#### [Work instructions]
In the entries, find all lines that hold the word "received" and copy them.

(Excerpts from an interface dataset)

___

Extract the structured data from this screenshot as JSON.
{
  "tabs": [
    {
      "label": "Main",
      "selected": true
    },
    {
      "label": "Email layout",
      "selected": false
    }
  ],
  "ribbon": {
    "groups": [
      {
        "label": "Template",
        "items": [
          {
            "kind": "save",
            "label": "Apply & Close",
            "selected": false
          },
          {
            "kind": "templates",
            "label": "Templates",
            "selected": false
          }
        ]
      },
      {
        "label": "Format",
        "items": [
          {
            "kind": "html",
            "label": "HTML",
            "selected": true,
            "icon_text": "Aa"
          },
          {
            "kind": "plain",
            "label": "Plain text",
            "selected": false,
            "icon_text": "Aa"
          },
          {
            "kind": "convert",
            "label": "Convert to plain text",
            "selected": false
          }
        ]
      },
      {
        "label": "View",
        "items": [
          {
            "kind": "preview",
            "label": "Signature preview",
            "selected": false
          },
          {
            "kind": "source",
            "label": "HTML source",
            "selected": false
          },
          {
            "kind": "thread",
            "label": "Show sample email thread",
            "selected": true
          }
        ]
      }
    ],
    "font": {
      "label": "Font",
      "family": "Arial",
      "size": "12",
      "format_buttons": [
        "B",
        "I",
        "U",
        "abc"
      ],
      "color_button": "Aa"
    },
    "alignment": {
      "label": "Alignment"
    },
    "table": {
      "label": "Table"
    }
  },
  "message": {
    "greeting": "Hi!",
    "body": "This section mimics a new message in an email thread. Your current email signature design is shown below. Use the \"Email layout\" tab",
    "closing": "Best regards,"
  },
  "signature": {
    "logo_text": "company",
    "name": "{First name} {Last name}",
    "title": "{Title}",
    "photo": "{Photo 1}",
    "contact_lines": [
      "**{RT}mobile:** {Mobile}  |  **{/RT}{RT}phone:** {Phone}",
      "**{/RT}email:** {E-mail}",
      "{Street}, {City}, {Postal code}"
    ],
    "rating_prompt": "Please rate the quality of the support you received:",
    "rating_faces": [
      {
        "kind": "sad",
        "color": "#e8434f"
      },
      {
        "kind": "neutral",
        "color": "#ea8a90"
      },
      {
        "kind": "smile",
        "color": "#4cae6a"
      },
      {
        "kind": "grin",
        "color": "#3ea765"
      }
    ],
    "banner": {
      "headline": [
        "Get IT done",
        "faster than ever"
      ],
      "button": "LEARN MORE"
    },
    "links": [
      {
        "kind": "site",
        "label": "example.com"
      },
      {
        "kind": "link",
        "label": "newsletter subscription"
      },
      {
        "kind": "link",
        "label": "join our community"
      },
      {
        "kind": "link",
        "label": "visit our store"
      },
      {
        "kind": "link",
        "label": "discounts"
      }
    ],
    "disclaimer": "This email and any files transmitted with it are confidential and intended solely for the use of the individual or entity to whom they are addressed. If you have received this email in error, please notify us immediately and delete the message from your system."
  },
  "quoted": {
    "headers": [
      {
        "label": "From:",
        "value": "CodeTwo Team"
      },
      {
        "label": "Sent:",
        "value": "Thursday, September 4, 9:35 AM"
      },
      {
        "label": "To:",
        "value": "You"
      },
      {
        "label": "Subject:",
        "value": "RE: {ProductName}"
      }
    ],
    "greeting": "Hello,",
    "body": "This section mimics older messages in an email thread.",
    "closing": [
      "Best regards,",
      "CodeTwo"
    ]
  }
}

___

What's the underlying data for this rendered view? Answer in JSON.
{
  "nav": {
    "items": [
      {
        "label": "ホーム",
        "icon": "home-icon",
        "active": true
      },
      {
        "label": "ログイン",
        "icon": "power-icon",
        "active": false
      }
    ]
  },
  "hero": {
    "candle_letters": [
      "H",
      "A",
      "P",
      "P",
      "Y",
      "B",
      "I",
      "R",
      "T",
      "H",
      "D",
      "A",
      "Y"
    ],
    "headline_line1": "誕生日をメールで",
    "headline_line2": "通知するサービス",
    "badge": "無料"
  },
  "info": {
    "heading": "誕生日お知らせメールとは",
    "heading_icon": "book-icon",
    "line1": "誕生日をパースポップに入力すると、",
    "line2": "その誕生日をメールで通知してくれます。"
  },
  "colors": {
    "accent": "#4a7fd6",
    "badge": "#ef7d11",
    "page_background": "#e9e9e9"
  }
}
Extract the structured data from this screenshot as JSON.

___

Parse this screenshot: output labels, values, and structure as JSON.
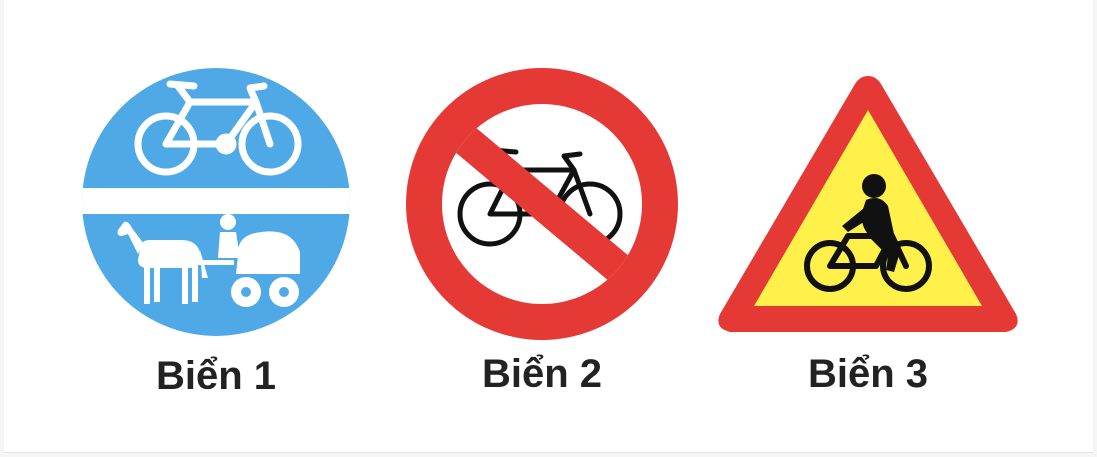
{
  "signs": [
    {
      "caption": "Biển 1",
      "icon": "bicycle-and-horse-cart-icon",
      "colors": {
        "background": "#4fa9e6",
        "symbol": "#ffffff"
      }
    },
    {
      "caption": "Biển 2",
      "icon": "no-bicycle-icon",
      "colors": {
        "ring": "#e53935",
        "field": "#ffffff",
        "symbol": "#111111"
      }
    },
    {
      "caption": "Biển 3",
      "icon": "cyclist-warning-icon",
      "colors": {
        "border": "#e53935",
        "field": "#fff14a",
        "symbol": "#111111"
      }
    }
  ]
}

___

#### [Exercise response]
    "rating_prompt": "Please rate the quality of the support you received:",
    "disclaimer": "This email and any files transmitted with it are confidential and intended solely for the use of the individual or entity to whom they are addressed. If you have received this email in error, please notify us immediately and delete the message from your system."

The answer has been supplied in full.